Sleep Aid Toxicosis (Benzodiazepines) in Dogs

Published on
Last updated on
3 min read

Key takeaways

Sleep aid toxicosis is a form of poisoning due to overdose or incorrect administration of benzodiazepines.

  • Benzodiazepines are a medication prescribed in dogs and humans to treat anxiety, seizures, and to correct behavioral issues such as phobias
  • In cases of overdose, these medications can affect the nervous system and cause slowed heart and breathing rates
  • Common symptoms include weakness, confusion, aggression, increased thirst and urination, vomiting, difficulty breathing, and lack of coordination
  • The diagnostic process consists of a complete physical examination, thorough history, and screen drug testing of blood and urine
  • Treatment depends on the severity of intoxication and might involve inducing vomiting, flushing the stomach, supportive therapy, administering antidotes or reversal agents, and administering activated charcoal
Are you concerned?

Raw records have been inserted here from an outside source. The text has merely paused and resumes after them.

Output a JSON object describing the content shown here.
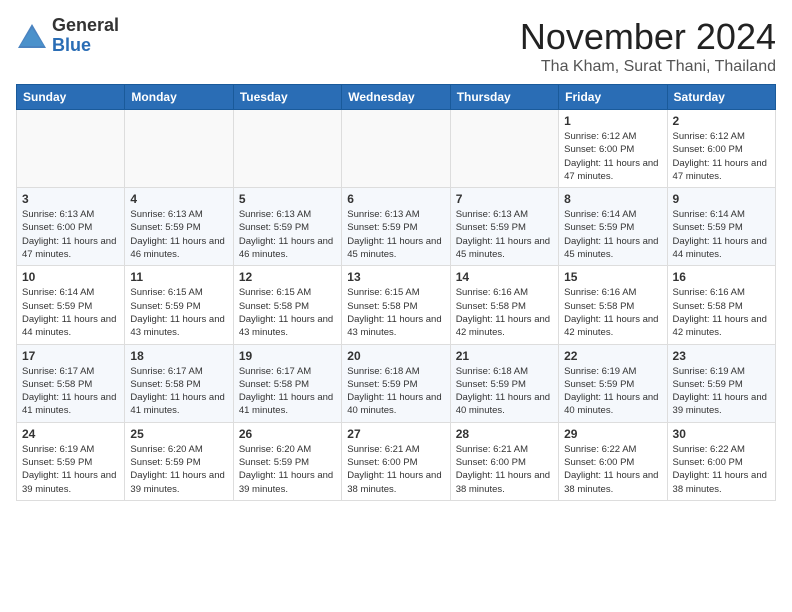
{
  "logo": {
    "general": "General",
    "blue": "Blue"
  },
  "header": {
    "month": "November 2024",
    "location": "Tha Kham, Surat Thani, Thailand"
  },
  "weekdays": [
    "Sunday",
    "Monday",
    "Tuesday",
    "Wednesday",
    "Thursday",
    "Friday",
    "Saturday"
  ],
  "weeks": [
    [
      {
        "day": "",
        "info": ""
      },
      {
        "day": "",
        "info": ""
      },
      {
        "day": "",
        "info": ""
      },
      {
        "day": "",
        "info": ""
      },
      {
        "day": "",
        "info": ""
      },
      {
        "day": "1",
        "info": "Sunrise: 6:12 AM\nSunset: 6:00 PM\nDaylight: 11 hours and 47 minutes."
      },
      {
        "day": "2",
        "info": "Sunrise: 6:12 AM\nSunset: 6:00 PM\nDaylight: 11 hours and 47 minutes."
      }
    ],
    [
      {
        "day": "3",
        "info": "Sunrise: 6:13 AM\nSunset: 6:00 PM\nDaylight: 11 hours and 47 minutes."
      },
      {
        "day": "4",
        "info": "Sunrise: 6:13 AM\nSunset: 5:59 PM\nDaylight: 11 hours and 46 minutes."
      },
      {
        "day": "5",
        "info": "Sunrise: 6:13 AM\nSunset: 5:59 PM\nDaylight: 11 hours and 46 minutes."
      },
      {
        "day": "6",
        "info": "Sunrise: 6:13 AM\nSunset: 5:59 PM\nDaylight: 11 hours and 45 minutes."
      },
      {
        "day": "7",
        "info": "Sunrise: 6:13 AM\nSunset: 5:59 PM\nDaylight: 11 hours and 45 minutes."
      },
      {
        "day": "8",
        "info": "Sunrise: 6:14 AM\nSunset: 5:59 PM\nDaylight: 11 hours and 45 minutes."
      },
      {
        "day": "9",
        "info": "Sunrise: 6:14 AM\nSunset: 5:59 PM\nDaylight: 11 hours and 44 minutes."
      }
    ],
    [
      {
        "day": "10",
        "info": "Sunrise: 6:14 AM\nSunset: 5:59 PM\nDaylight: 11 hours and 44 minutes."
      },
      {
        "day": "11",
        "info": "Sunrise: 6:15 AM\nSunset: 5:59 PM\nDaylight: 11 hours and 43 minutes."
      },
      {
        "day": "12",
        "info": "Sunrise: 6:15 AM\nSunset: 5:58 PM\nDaylight: 11 hours and 43 minutes."
      },
      {
        "day": "13",
        "info": "Sunrise: 6:15 AM\nSunset: 5:58 PM\nDaylight: 11 hours and 43 minutes."
      },
      {
        "day": "14",
        "info": "Sunrise: 6:16 AM\nSunset: 5:58 PM\nDaylight: 11 hours and 42 minutes."
      },
      {
        "day": "15",
        "info": "Sunrise: 6:16 AM\nSunset: 5:58 PM\nDaylight: 11 hours and 42 minutes."
      },
      {
        "day": "16",
        "info": "Sunrise: 6:16 AM\nSunset: 5:58 PM\nDaylight: 11 hours and 42 minutes."
      }
    ],
    [
      {
        "day": "17",
        "info": "Sunrise: 6:17 AM\nSunset: 5:58 PM\nDaylight: 11 hours and 41 minutes."
      },
      {
        "day": "18",
        "info": "Sunrise: 6:17 AM\nSunset: 5:58 PM\nDaylight: 11 hours and 41 minutes."
      },
      {
        "day": "19",
        "info": "Sunrise: 6:17 AM\nSunset: 5:58 PM\nDaylight: 11 hours and 41 minutes."
      },
      {
        "day": "20",
        "info": "Sunrise: 6:18 AM\nSunset: 5:59 PM\nDaylight: 11 hours and 40 minutes."
      },
      {
        "day": "21",
        "info": "Sunrise: 6:18 AM\nSunset: 5:59 PM\nDaylight: 11 hours and 40 minutes."
      },
      {
        "day": "22",
        "info": "Sunrise: 6:19 AM\nSunset: 5:59 PM\nDaylight: 11 hours and 40 minutes."
      },
      {
        "day": "23",
        "info": "Sunrise: 6:19 AM\nSunset: 5:59 PM\nDaylight: 11 hours and 39 minutes."
      }
    ],
    [
      {
        "day": "24",
        "info": "Sunrise: 6:19 AM\nSunset: 5:59 PM\nDaylight: 11 hours and 39 minutes."
      },
      {
        "day": "25",
        "info": "Sunrise: 6:20 AM\nSunset: 5:59 PM\nDaylight: 11 hours and 39 minutes."
      },
      {
        "day": "26",
        "info": "Sunrise: 6:20 AM\nSunset: 5:59 PM\nDaylight: 11 hours and 39 minutes."
      },
      {
        "day": "27",
        "info": "Sunrise: 6:21 AM\nSunset: 6:00 PM\nDaylight: 11 hours and 38 minutes."
      },
      {
        "day": "28",
        "info": "Sunrise: 6:21 AM\nSunset: 6:00 PM\nDaylight: 11 hours and 38 minutes."
      },
      {
        "day": "29",
        "info": "Sunrise: 6:22 AM\nSunset: 6:00 PM\nDaylight: 11 hours and 38 minutes."
      },
      {
        "day": "30",
        "info": "Sunrise: 6:22 AM\nSunset: 6:00 PM\nDaylight: 11 hours and 38 minutes."
      }
    ]
  ]
}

Connect with a vet to get more information about your pet’s health.

Book an online vet

A closer look: Sleep Aid Toxicosis (Benzodiazepines) in Dogs

Benzodiazepine toxicosis is an uncommon condition and usually happens due to accidental exposure.

Severe cases can be life-threatening and immediate veterinary care is necessary.

With appropriate treatment and symptomatic care, the prognosis is excellent and no long-term complications are expected.

Risk factors

In severe cases, dogs can go into cardiovascular and pulmonary depression making it difficult to pump blood and breathe properly.

Possible causes

Benzodiazepine toxicosis is usually due to accidental exposure in dogs. It can also be caused by inappropriate administration of a prescribed drug.

Main symptoms

The first reaction to an overdose of benzodiazepines is excitement followed by depression.

Testing and diagnosis

Diagnostics include medical history, physical examination, and observation of the symptoms. Drug screening, testing blood and urine, is usually necessary to confirm the diagnosis, especially in cases where exposure is not in the history.

Steps to Recovery

Treatment is focused on removing and inhibiting absorption of the drugs in the gastrointestinal tract, followed symptomatic relief.

Treatment varies according to the severity of the intoxication and might include:

  • Inducing vomiting
  • Flushing the stomach
  • Administration of activated charcoal to prevent the drug from being absorbed into the bloodstream
  • Reversal agents or antidotes

Note: Induction of vomiting and administration of activated charcoal should only be performed by a veterinarian. There is no safe way to induce vomiting or administer activated charcoal at home.

Supportive care may involve keeping the patient warm, close heart monitoring, anti-nausea and liver protectant medications, and IV fluid therapy.

With proper symptomatic care, the prognosis is excellent and no long-term effects are expected.


Antidepressant poisoning is not contagious. Prevention includes keeping medications out of dogs’ reach and administering prescribed drugs exactly as prescribed on the label.

Is Sleep Aid Toxicosis (Benzodiazepines) in Dogs common?

Sleep aid toxicosis is an uncommon condition in dogs

Typical Treatment

  • Inducing vomiting
  • Activated charcoal
  • Antidotes or reversal agents
  • Flushing the stomach
  • Supportive therapy


Safdar A. Khan , DVM, MS, PhD, DABVT, ASPCA - Writing for Merck Veterinary Manual
Barri J. Morrison, DVM - Writing for PetMD
Joan Capuzzi, VMD - Writing for dvm360®
Leticia Mattos de Souza Dantas and Sharon L. Crowell‐Davis - Writing for Veterian Key

Our editorial committee

Our medical review team is responsible for validating and maintaining the quality of our medical information.